Crow Gulch shows us a poet with a distinct style and point of view.
Engaging, tender and astute, Douglas Walbourne-Gough’s debut poetry collection Crow Gulch lends its attention to a working-class community formerly located to the west of Corner Brook, Newfoundland. The author, himself descended from Crow Gulch paper mill workers, uses compact, dense language to sketch his portrait of a place settled in the 1920s by mostly migrants, many of whom had Mi’kmaw ancestry. The people of Crow Gulch would eventually be relocated, sometimes forcibly, by the Newfoundland government in the 1970s and 1980s.
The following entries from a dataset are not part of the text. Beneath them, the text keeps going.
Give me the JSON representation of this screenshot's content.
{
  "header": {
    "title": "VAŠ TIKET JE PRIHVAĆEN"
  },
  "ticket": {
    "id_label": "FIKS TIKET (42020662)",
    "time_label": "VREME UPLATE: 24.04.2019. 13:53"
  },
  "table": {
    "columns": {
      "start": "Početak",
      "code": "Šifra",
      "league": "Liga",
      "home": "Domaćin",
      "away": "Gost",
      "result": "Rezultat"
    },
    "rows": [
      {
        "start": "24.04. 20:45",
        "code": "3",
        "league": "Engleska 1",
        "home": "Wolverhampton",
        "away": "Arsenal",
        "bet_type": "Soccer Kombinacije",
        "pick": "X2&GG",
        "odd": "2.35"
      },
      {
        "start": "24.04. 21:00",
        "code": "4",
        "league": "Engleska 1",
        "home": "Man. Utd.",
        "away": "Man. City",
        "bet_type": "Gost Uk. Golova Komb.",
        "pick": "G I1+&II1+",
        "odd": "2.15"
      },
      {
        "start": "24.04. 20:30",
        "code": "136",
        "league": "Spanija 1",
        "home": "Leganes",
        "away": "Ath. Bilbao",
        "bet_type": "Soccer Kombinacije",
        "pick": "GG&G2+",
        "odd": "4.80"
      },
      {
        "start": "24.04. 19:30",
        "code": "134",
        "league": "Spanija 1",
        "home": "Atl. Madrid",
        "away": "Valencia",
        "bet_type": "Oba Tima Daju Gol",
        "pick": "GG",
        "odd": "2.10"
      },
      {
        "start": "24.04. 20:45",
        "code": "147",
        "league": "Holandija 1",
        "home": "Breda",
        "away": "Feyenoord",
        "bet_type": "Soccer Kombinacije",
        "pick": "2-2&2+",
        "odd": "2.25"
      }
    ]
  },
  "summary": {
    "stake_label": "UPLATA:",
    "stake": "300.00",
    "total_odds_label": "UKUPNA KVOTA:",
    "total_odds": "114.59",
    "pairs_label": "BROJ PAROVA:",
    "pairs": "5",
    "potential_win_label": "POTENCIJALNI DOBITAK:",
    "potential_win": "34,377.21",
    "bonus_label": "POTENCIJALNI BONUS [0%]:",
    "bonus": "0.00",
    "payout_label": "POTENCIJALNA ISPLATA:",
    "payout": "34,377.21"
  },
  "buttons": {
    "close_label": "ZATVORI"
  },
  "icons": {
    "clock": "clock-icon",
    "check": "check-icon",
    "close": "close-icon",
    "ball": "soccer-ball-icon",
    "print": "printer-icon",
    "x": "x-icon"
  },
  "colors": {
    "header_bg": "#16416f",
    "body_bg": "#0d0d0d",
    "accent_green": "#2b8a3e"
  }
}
Crow Gulch shows us a poet with a distinct style and point of view. Notably, many of the poems pack fragment sentences, often lists, next to each other. The result is a clipped tone and a tense atmosphere. In “Escape,” this technique underscores the bleak conditions faced by Crow Gulch’s residents: “No way to heat this house at night. / Winter mornings, your breath gone / vapour. Frost on the bunk above you, / on the ceiling, pray the firewood’s / not too damp.” The same structure is used in “Ella Josephine Campbell,” a poem written for the author’s grandmother, to whom Crow Gulch is dedicated. Here, the poet pays tribute to the strength of an ancestor who “made it work, / had to,” without compromising the complexity of her life, at once difficult and joyous: “Lived for a dance on the weekend, game / of Bingo during the week. Draped in her / favourite sweater, blue-green swirls on black / three times her size.”